WHAT NEEDS TO BE DONE
Look below and pull out each line with the word "icon".

↓

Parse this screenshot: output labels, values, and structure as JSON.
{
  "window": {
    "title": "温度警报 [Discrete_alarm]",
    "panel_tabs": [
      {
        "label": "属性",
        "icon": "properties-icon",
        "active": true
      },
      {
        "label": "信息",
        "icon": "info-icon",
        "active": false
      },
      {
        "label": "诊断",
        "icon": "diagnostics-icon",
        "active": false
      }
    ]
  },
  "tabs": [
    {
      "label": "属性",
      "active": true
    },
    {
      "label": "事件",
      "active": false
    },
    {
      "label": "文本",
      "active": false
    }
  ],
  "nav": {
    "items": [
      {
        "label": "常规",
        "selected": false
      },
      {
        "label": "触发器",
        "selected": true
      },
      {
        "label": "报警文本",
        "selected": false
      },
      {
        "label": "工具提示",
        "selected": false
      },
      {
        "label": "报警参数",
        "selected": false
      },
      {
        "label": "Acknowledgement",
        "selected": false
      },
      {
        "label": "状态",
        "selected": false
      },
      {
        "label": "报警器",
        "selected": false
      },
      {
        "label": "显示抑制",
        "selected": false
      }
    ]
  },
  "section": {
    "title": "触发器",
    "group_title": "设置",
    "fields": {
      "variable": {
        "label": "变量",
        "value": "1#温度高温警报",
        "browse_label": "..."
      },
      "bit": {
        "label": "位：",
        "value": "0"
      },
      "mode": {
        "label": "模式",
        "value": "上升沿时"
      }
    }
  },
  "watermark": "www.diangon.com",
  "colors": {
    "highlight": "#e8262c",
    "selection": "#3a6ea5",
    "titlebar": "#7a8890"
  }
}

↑

RESPONSE FOR THIS EXERCISE
        "icon": "properties-icon",
        "icon": "info-icon",
        "icon": "diagnostics-icon",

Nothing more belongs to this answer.